Police said they had arrested the owner of the facility and two teachers, and were tracking other suspects.

The more than 200 captives who escaped were still missing, Gambo said. Police were working to reunite the others with family members.

"The inmates are actually from different parts of the country - Kano, Taraba, Adamawa and Plateau States," he said.

"Some of them are not even Nigerians. They come from Niger, Chad and even Burkina Faso and other countries."

Islamic schools, called almajiris, are common in the mostly Muslim north of Nigeria.

Muslim Rights Concern, a local organisation, estimates about 10 million children attend them.

Buhari said the government planned to ban the schools eventually, but he has not yet commented on the Katsina school.

Al Jazeera

Related stories: Police in Nigeria rescue another 67 males from "inhuman' conditions

Hundreds freed from torture house in Nigeria

Survivor recounts torture house experience in Nigeria

Tuesday, October 15, 2019

Video - Nigeria's lost Generation



In April 2014 close to 250 girls were abducted by the Boko Haram from a secondary school in Maiduguri, Borno State in north eastern Nigeria. Bukky Shonibare a "Bring our girls back home" campaigner shares her hopes on the Chibok girls rescue and return four years after their abduction. Fatima Adam, one of the Chibok abductees narrates how she survived a suicide bomb planted on her by the insurgents.

Police in Nigeria rescue another 67 males from "inhuman' conditions

Police in northern Nigeria rescued nearly 70 men and boys from a second purported Islamic school where they were shackled and subjected to "inhuman and degrading treatments."

The raid in Katsina, the northwestern home state of President Muhammadu Buhari, came less a month after about 300 men and boys were freed from another supposed Islamic school in neighbouring Kaduna state where they were allegedly tortured and sexually abused.

"In the course of investigation, sixty-seven persons from the ages of 7 to 40 years were found shackled with chains," Katsina police spokesman Sanusi Buba said in a statement. "Victims were also found to have been subjected to various inhuman and degrading treatments."

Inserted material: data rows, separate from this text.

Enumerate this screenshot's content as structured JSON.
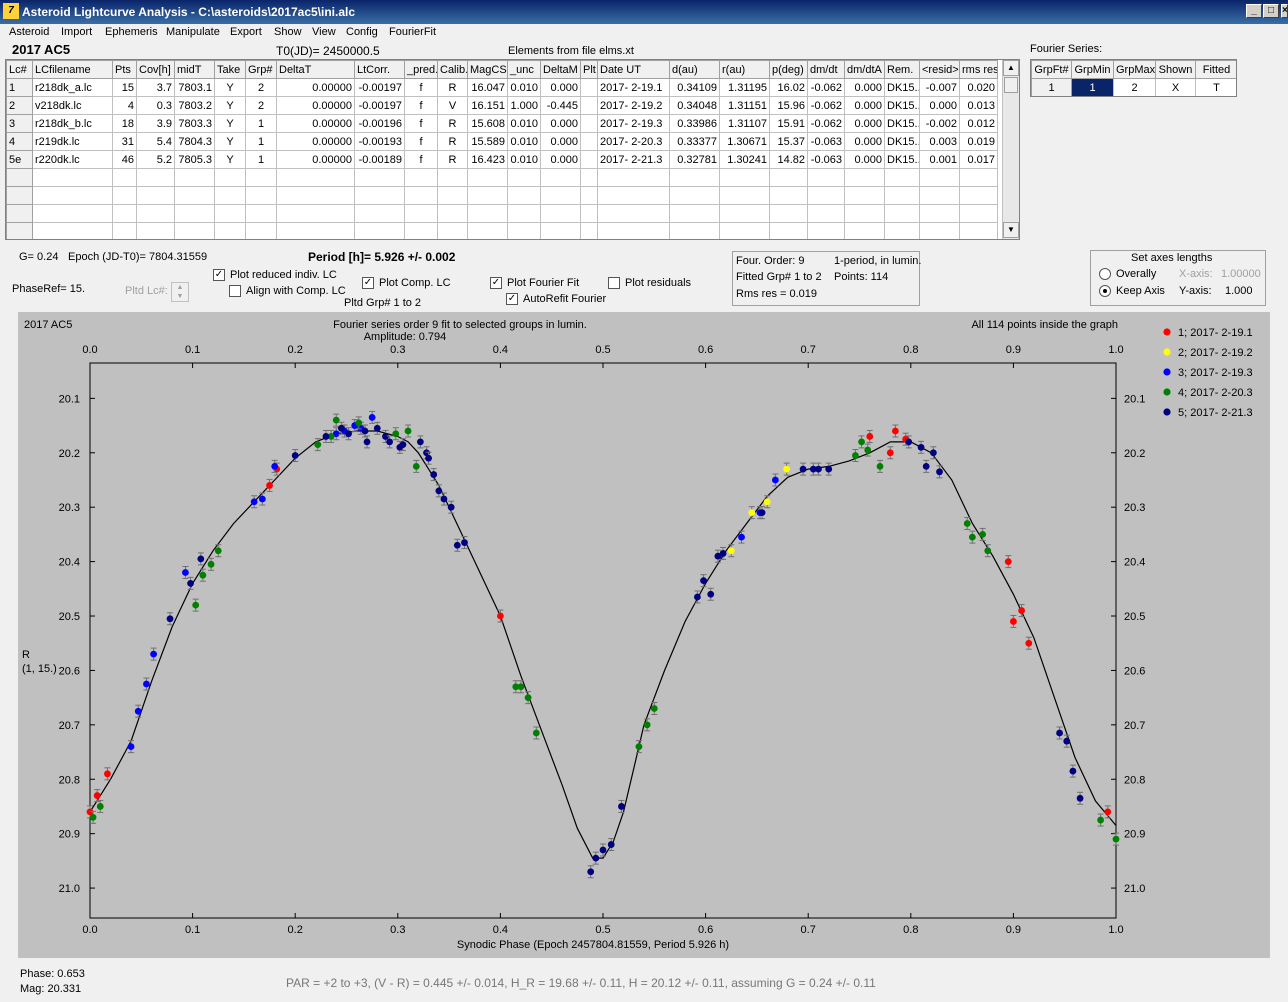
{
  "window": {
    "title": "Asteroid Lightcurve Analysis - C:\\asteroids\\2017ac5\\ini.alc",
    "icon_glyph": "7"
  },
  "menu": [
    "Asteroid",
    "Import",
    "Ephemeris",
    "Manipulate",
    "Export",
    "Show",
    "View",
    "Config",
    "FourierFit"
  ],
  "header": {
    "object": "2017 AC5",
    "t0": "T0(JD)= 2450000.5",
    "elements": "Elements from file elms.xt"
  },
  "table": {
    "columns": [
      "Lc#",
      "LCfilename",
      "Pts",
      "Cov[h]",
      "midT",
      "Take",
      "Grp#",
      "DeltaT",
      "LtCorr.",
      "_pred.",
      "Calib.",
      "MagCS",
      "_unc",
      "DeltaM",
      "Plt",
      "Date UT",
      "d(au)",
      "r(au)",
      "p(deg)",
      "dm/dt",
      "dm/dtA",
      "Rem.",
      "<resid>",
      "rms res"
    ],
    "rows": [
      [
        "1",
        "r218dk_a.lc",
        "15",
        "3.7",
        "7803.1",
        "Y",
        "2",
        "0.00000",
        "-0.00197",
        "f",
        "R",
        "16.047",
        "0.010",
        "0.000",
        "",
        "2017- 2-19.1",
        "0.34109",
        "1.31195",
        "16.02",
        "-0.062",
        "0.000",
        "DK15...",
        "-0.007",
        "0.020"
      ],
      [
        "2",
        "v218dk.lc",
        "4",
        "0.3",
        "7803.2",
        "Y",
        "2",
        "0.00000",
        "-0.00197",
        "f",
        "V",
        "16.151",
        "1.000",
        "-0.445",
        "",
        "2017- 2-19.2",
        "0.34048",
        "1.31151",
        "15.96",
        "-0.062",
        "0.000",
        "DK15...",
        "0.000",
        "0.013"
      ],
      [
        "3",
        "r218dk_b.lc",
        "18",
        "3.9",
        "7803.3",
        "Y",
        "1",
        "0.00000",
        "-0.00196",
        "f",
        "R",
        "15.608",
        "0.010",
        "0.000",
        "",
        "2017- 2-19.3",
        "0.33986",
        "1.31107",
        "15.91",
        "-0.062",
        "0.000",
        "DK15...",
        "-0.002",
        "0.012"
      ],
      [
        "4",
        "r219dk.lc",
        "31",
        "5.4",
        "7804.3",
        "Y",
        "1",
        "0.00000",
        "-0.00193",
        "f",
        "R",
        "15.589",
        "0.010",
        "0.000",
        "",
        "2017- 2-20.3",
        "0.33377",
        "1.30671",
        "15.37",
        "-0.063",
        "0.000",
        "DK15...",
        "0.003",
        "0.019"
      ],
      [
        "5e",
        "r220dk.lc",
        "46",
        "5.2",
        "7805.3",
        "Y",
        "1",
        "0.00000",
        "-0.00189",
        "f",
        "R",
        "16.423",
        "0.010",
        "0.000",
        "",
        "2017- 2-21.3",
        "0.32781",
        "1.30241",
        "14.82",
        "-0.063",
        "0.000",
        "DK15...",
        "0.001",
        "0.017"
      ]
    ]
  },
  "fourier_series": {
    "label": "Fourier Series:",
    "columns": [
      "GrpFt#",
      "GrpMin",
      "GrpMax",
      "Shown",
      "Fitted"
    ],
    "row": [
      "1",
      "1",
      "2",
      "X",
      "T"
    ]
  },
  "info": {
    "g": "G= 0.24",
    "epoch": "Epoch (JD-T0)= 7804.31559",
    "period": "Period [h]= 5.926 +/- 0.002",
    "phaseref": "PhaseRef= 15.",
    "pltd_lc": "Pltd Lc#:",
    "pltd_grp": "Pltd Grp#  1   to   2"
  },
  "checks": {
    "reduced": "Plot reduced indiv. LC",
    "align": "Align with Comp. LC",
    "comp": "Plot Comp. LC",
    "fourier": "Plot Fourier Fit",
    "autorefit": "AutoRefit Fourier",
    "residuals": "Plot residuals"
  },
  "fit_info": {
    "order": "Four. Order:  9",
    "period_type": "1-period, in lumin.",
    "fitted": "Fitted Grp# 1 to 2",
    "points": "Points: 114",
    "rms": "Rms res      = 0.019"
  },
  "axes": {
    "title": "Set axes lengths",
    "overall": "Overally",
    "keep": "Keep Axis",
    "xaxis_label": "X-axis:",
    "xaxis_value": "1.00000",
    "yaxis_label": "Y-axis:",
    "yaxis_value": "1.000"
  },
  "status": {
    "phase": "Phase:  0.653",
    "mag": "Mag:    20.331",
    "par": "PAR = +2 to +3, (V - R) = 0.445 +/- 0.014, H_R = 19.68 +/- 0.11, H = 20.12 +/- 0.11, assuming G = 0.24 +/- 0.11"
  },
  "chart_data": {
    "type": "scatter",
    "title": "Fourier series order 9 fit to selected groups in lumin.",
    "subtitle": "Amplitude: 0.794",
    "object_label": "2017 AC5",
    "points_note": "All 114 points inside the graph",
    "xlabel": "Synodic Phase (Epoch 2457804.81559, Period 5.926 h)",
    "ylabel": "R",
    "ylabel2": "(1, 15.)",
    "xlim": [
      0,
      1
    ],
    "ylim": [
      21.055,
      20.035
    ],
    "y_inverted": true,
    "xticks": [
      "0.0",
      "0.1",
      "0.2",
      "0.3",
      "0.4",
      "0.5",
      "0.6",
      "0.7",
      "0.8",
      "0.9",
      "1.0"
    ],
    "yticks": [
      "20.1",
      "20.2",
      "20.3",
      "20.4",
      "20.5",
      "20.6",
      "20.7",
      "20.8",
      "20.9",
      "21.0"
    ],
    "series": [
      {
        "name": "1; 2017- 2-19.1",
        "color": "#ff0000",
        "points": [
          [
            0.0,
            20.86
          ],
          [
            0.007,
            20.83
          ],
          [
            0.017,
            20.79
          ],
          [
            0.175,
            20.26
          ],
          [
            0.182,
            20.23
          ],
          [
            0.4,
            20.5
          ],
          [
            0.76,
            20.17
          ],
          [
            0.78,
            20.2
          ],
          [
            0.785,
            20.16
          ],
          [
            0.795,
            20.175
          ],
          [
            0.895,
            20.4
          ],
          [
            0.9,
            20.51
          ],
          [
            0.908,
            20.49
          ],
          [
            0.915,
            20.55
          ],
          [
            0.992,
            20.86
          ]
        ]
      },
      {
        "name": "2; 2017- 2-19.2",
        "color": "#ffff00",
        "points": [
          [
            0.625,
            20.38
          ],
          [
            0.645,
            20.31
          ],
          [
            0.679,
            20.23
          ],
          [
            0.66,
            20.29
          ]
        ]
      },
      {
        "name": "3; 2017- 2-19.3",
        "color": "#0000ff",
        "points": [
          [
            0.04,
            20.74
          ],
          [
            0.047,
            20.675
          ],
          [
            0.055,
            20.625
          ],
          [
            0.062,
            20.57
          ],
          [
            0.093,
            20.42
          ],
          [
            0.16,
            20.29
          ],
          [
            0.168,
            20.285
          ],
          [
            0.18,
            20.225
          ],
          [
            0.24,
            20.165
          ],
          [
            0.248,
            20.16
          ],
          [
            0.258,
            20.15
          ],
          [
            0.264,
            20.155
          ],
          [
            0.275,
            20.135
          ],
          [
            0.635,
            20.355
          ],
          [
            0.653,
            20.31
          ],
          [
            0.668,
            20.25
          ]
        ]
      },
      {
        "name": "4; 2017- 2-20.3",
        "color": "#008000",
        "points": [
          [
            0.003,
            20.87
          ],
          [
            0.01,
            20.85
          ],
          [
            0.103,
            20.48
          ],
          [
            0.11,
            20.425
          ],
          [
            0.118,
            20.405
          ],
          [
            0.125,
            20.38
          ],
          [
            0.222,
            20.185
          ],
          [
            0.235,
            20.17
          ],
          [
            0.24,
            20.14
          ],
          [
            0.262,
            20.145
          ],
          [
            0.298,
            20.165
          ],
          [
            0.31,
            20.16
          ],
          [
            0.318,
            20.225
          ],
          [
            0.415,
            20.63
          ],
          [
            0.42,
            20.63
          ],
          [
            0.427,
            20.65
          ],
          [
            0.435,
            20.715
          ],
          [
            0.535,
            20.74
          ],
          [
            0.543,
            20.7
          ],
          [
            0.55,
            20.67
          ],
          [
            0.746,
            20.205
          ],
          [
            0.752,
            20.18
          ],
          [
            0.758,
            20.195
          ],
          [
            0.77,
            20.225
          ],
          [
            0.855,
            20.33
          ],
          [
            0.86,
            20.355
          ],
          [
            0.87,
            20.35
          ],
          [
            0.875,
            20.38
          ],
          [
            0.985,
            20.875
          ],
          [
            1.0,
            20.91
          ]
        ]
      },
      {
        "name": "5; 2017- 2-21.3",
        "color": "#000080",
        "points": [
          [
            0.078,
            20.505
          ],
          [
            0.098,
            20.44
          ],
          [
            0.108,
            20.395
          ],
          [
            0.2,
            20.205
          ],
          [
            0.23,
            20.17
          ],
          [
            0.245,
            20.155
          ],
          [
            0.252,
            20.165
          ],
          [
            0.268,
            20.16
          ],
          [
            0.27,
            20.18
          ],
          [
            0.28,
            20.155
          ],
          [
            0.288,
            20.17
          ],
          [
            0.292,
            20.18
          ],
          [
            0.302,
            20.19
          ],
          [
            0.305,
            20.185
          ],
          [
            0.322,
            20.18
          ],
          [
            0.328,
            20.2
          ],
          [
            0.33,
            20.21
          ],
          [
            0.335,
            20.24
          ],
          [
            0.34,
            20.27
          ],
          [
            0.345,
            20.285
          ],
          [
            0.352,
            20.3
          ],
          [
            0.358,
            20.37
          ],
          [
            0.365,
            20.365
          ],
          [
            0.488,
            20.97
          ],
          [
            0.493,
            20.945
          ],
          [
            0.5,
            20.93
          ],
          [
            0.508,
            20.92
          ],
          [
            0.518,
            20.85
          ],
          [
            0.592,
            20.465
          ],
          [
            0.598,
            20.435
          ],
          [
            0.605,
            20.46
          ],
          [
            0.612,
            20.39
          ],
          [
            0.617,
            20.385
          ],
          [
            0.655,
            20.31
          ],
          [
            0.695,
            20.23
          ],
          [
            0.705,
            20.23
          ],
          [
            0.71,
            20.23
          ],
          [
            0.72,
            20.23
          ],
          [
            0.798,
            20.18
          ],
          [
            0.81,
            20.19
          ],
          [
            0.815,
            20.225
          ],
          [
            0.822,
            20.2
          ],
          [
            0.828,
            20.235
          ],
          [
            0.945,
            20.715
          ],
          [
            0.952,
            20.73
          ],
          [
            0.958,
            20.785
          ],
          [
            0.965,
            20.835
          ]
        ]
      }
    ],
    "fourier_curve": [
      [
        0,
        20.86
      ],
      [
        0.02,
        20.8
      ],
      [
        0.04,
        20.73
      ],
      [
        0.06,
        20.62
      ],
      [
        0.08,
        20.52
      ],
      [
        0.1,
        20.44
      ],
      [
        0.12,
        20.38
      ],
      [
        0.14,
        20.33
      ],
      [
        0.16,
        20.29
      ],
      [
        0.18,
        20.25
      ],
      [
        0.2,
        20.21
      ],
      [
        0.22,
        20.18
      ],
      [
        0.24,
        20.165
      ],
      [
        0.26,
        20.16
      ],
      [
        0.28,
        20.16
      ],
      [
        0.3,
        20.17
      ],
      [
        0.31,
        20.18
      ],
      [
        0.32,
        20.2
      ],
      [
        0.33,
        20.23
      ],
      [
        0.34,
        20.26
      ],
      [
        0.35,
        20.3
      ],
      [
        0.36,
        20.34
      ],
      [
        0.38,
        20.42
      ],
      [
        0.4,
        20.5
      ],
      [
        0.42,
        20.61
      ],
      [
        0.44,
        20.71
      ],
      [
        0.46,
        20.81
      ],
      [
        0.475,
        20.89
      ],
      [
        0.49,
        20.945
      ],
      [
        0.5,
        20.945
      ],
      [
        0.51,
        20.915
      ],
      [
        0.52,
        20.86
      ],
      [
        0.53,
        20.78
      ],
      [
        0.54,
        20.7
      ],
      [
        0.56,
        20.6
      ],
      [
        0.58,
        20.51
      ],
      [
        0.6,
        20.44
      ],
      [
        0.62,
        20.38
      ],
      [
        0.64,
        20.33
      ],
      [
        0.66,
        20.28
      ],
      [
        0.68,
        20.245
      ],
      [
        0.7,
        20.23
      ],
      [
        0.72,
        20.225
      ],
      [
        0.74,
        20.215
      ],
      [
        0.76,
        20.2
      ],
      [
        0.78,
        20.18
      ],
      [
        0.8,
        20.18
      ],
      [
        0.82,
        20.2
      ],
      [
        0.84,
        20.25
      ],
      [
        0.86,
        20.33
      ],
      [
        0.88,
        20.39
      ],
      [
        0.9,
        20.46
      ],
      [
        0.92,
        20.54
      ],
      [
        0.94,
        20.65
      ],
      [
        0.96,
        20.76
      ],
      [
        0.98,
        20.84
      ],
      [
        1.0,
        20.885
      ]
    ]
  }
}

The raid occurred on October 12 in Sabon Garin in the Daura local government area of Katsina state. Police issued a statement on Monday and said they were working to reunite the victims with their families.

Police arrested one man, 78-year-old Mallam Bello Abdullahi Umar, for running what they called an "illegal detention/remand home."

Lawai Musa, a trader who lived near the centre, told Reuters by phone that families sent unruly men and boys there believing it was an Islamic teaching facility that would straighten them out and teach them Islamic beliefs.

"The way he is treating the children is un-Islamic" he said. "We are not happy, they were treated illegally."

Islamic schools, known as Almajiris, are common across the mostly Muslim north of Nigeria. Muslim Rights Concern (MURIC), a local organisation, estimates about 10 million children attend them.

In June, President Buhari, himself a Muslim, said the government planned to ban the schools, but would not do so immediately. After the incident in Kaduna, the president issued a statement calling on traditional authorities to work with government to expose "unwanted cultural practices that amount to the abuse of children."

Buhari's office declined to immediately comment on the Katsina raid, saying it would issue a statement after a full briefing from police.

"The command enjoins parents to desist from taking their children/wards to illegal, unauthorized or unapproved remand/rehabilitation centres," the police statement said. (Reporting By Ahmed Kingimi, additional reporting by Felix Onuah in Abuja Writing by Libby George Editing by Sonya Hepinstall)

Yahoo

Related stories: Hundreds freed from torture house in Nigeria

Survivor recounts torture house experience in Nigeria

Monday, October 14, 2019

Video - Nigerian shoe manufacturers compete to put industry on the map



If you are familiar with Nigeria, you may have heard of the city of Aba in Abia State, in the country's southeast. It one of Nigeria's industrial clusters and the biggest shoe market in the West African sub-region. But a new set of shoe manufacturers are competing to put another Southeast Nigerian State on the map.